President Julius Maada Bio apologised to women for past mistreatment, saying, “For so long, we haven’t been fair to you.” According to the law, women must hold a minimum of 30% of positions in both the public and private sectors. Women have been “crying” out for this change “for years,” according to the Minister of Gender and Children’s Affairs. Many Tarawalli stated that the measure was significant to women in Sierra Leone and that no other sub-Saharan African nations had approved a similar statute.
According to Ms Tarawalli, the law informs girls who are still in school that “there are prospects for them in Sierra Leone for work for business” and for them to contribute to the economy.” Women also gain access to ringfenced top positions in the workplace, at least 14 weeks of maternity leave equal access to bank credit, and training opportunities under the new Gender Equality and Women’s Empowerment Act (GEWE). Employers who violate the new gender ratios face severe penalties, including heavy fines of £2,000 ($2,500) and even possible prison time for organisations like banks that do not provide equal access to financial support for women.
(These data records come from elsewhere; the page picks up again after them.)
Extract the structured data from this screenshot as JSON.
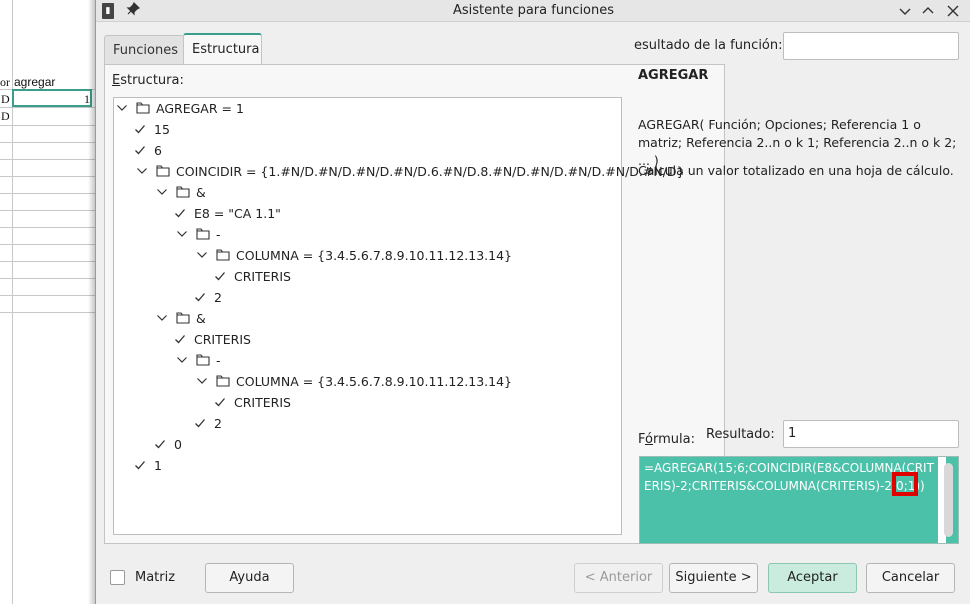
{
  "sheet": {
    "header_fragment_left": "or",
    "header_fragment_right": "agregar",
    "cell_values": [
      "D",
      "D"
    ],
    "selected_cell_value": "1"
  },
  "window": {
    "title": "Asistente para funciones",
    "icons": [
      "app-icon",
      "pin-icon",
      "chevron-down-icon",
      "chevron-up-icon",
      "close-icon"
    ]
  },
  "tabs": [
    {
      "label": "Funciones",
      "active": false
    },
    {
      "label": "Estructura",
      "active": true
    }
  ],
  "structure": {
    "label": "Estructura:",
    "label_mnemonic": "E",
    "tree": [
      {
        "text": "AGREGAR = 1",
        "type": "folder",
        "expanded": true
      },
      {
        "text": "15",
        "type": "leaf"
      },
      {
        "text": "6",
        "type": "leaf"
      },
      {
        "text": "COINCIDIR = {1.#N/D.#N/D.#N/D.#N/D.6.#N/D.8.#N/D.#N/D.#N/D.#N/D.#N/D}",
        "type": "folder",
        "expanded": true
      },
      {
        "text": "&",
        "type": "folder",
        "expanded": true
      },
      {
        "text": "E8 = \"CA 1.1\"",
        "type": "leaf"
      },
      {
        "text": "-",
        "type": "folder",
        "expanded": true
      },
      {
        "text": "COLUMNA = {3.4.5.6.7.8.9.10.11.12.13.14}",
        "type": "folder",
        "expanded": true
      },
      {
        "text": "CRITERIS",
        "type": "leaf"
      },
      {
        "text": "2",
        "type": "leaf"
      },
      {
        "text": "&",
        "type": "folder",
        "expanded": true
      },
      {
        "text": "CRITERIS",
        "type": "leaf"
      },
      {
        "text": "-",
        "type": "folder",
        "expanded": true
      },
      {
        "text": "COLUMNA = {3.4.5.6.7.8.9.10.11.12.13.14}",
        "type": "folder",
        "expanded": true
      },
      {
        "text": "CRITERIS",
        "type": "leaf"
      },
      {
        "text": "2",
        "type": "leaf"
      },
      {
        "text": "0",
        "type": "leaf"
      },
      {
        "text": "1",
        "type": "leaf"
      }
    ]
  },
  "function_info": {
    "result_label": "esultado de la función:",
    "result_value": "",
    "name": "AGREGAR",
    "syntax": "AGREGAR( Función; Opciones; Referencia 1 o matriz; Referencia 2..n o k 1; Referencia 2..n o k 2; ...  )",
    "description": "Calcula un valor totalizado en una hoja de cálculo."
  },
  "formula": {
    "label": "Fórmula:",
    "label_mnemonic": "ó",
    "resultado_label": "Resultado:",
    "resultado_value": "1",
    "text": "=AGREGAR(15;6;COINCIDIR(E8&COLUMNA(CRITERIS)-2;CRITERIS&COLUMNA(CRITERIS)-2;0;1))"
  },
  "buttons": {
    "matriz": "Matriz",
    "ayuda": "Ayuda",
    "anterior": "< Anterior",
    "siguiente": "Siguiente >",
    "aceptar": "Aceptar",
    "cancelar": "Cancelar"
  },
  "colors": {
    "accent": "#3a9e8a",
    "formula_selection": "#4cc1aa",
    "highlight_box": "#e00000",
    "default_button": "#c9ecdf"
  }
}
This is believed to make it simpler for women to launch their own enterprises. Although a final choice has not yet been made, the government claims that the employment law will apply to any company with more than 25 employees.
The action, according to Ms Tarawalli, is “significant,” but “additional measures must be taken before the nation can say that equality between the sexes has been attained,” added. The minister stated that discrimination against women in the workplace is a “major issue” and that the new law will “alter the status quo.”
Sierra Leone must involve the 52% of its population who are women in the economy if it is to achieve middle-income status stressed Ms Tarawalli. Prior to the bill, the UNFPA noted that while “progress has been made in enhancing opportunities for women and girls,” “gender inequality and denial of women’s rights are nevertheless entrenched at all levels in Sierra Leonean society.”
Progress has been achieved in terms of gender equality across the continent, according to UN Women, but “the majority of women work in insecure, poorly paid employment with limited possibilities for promotion.”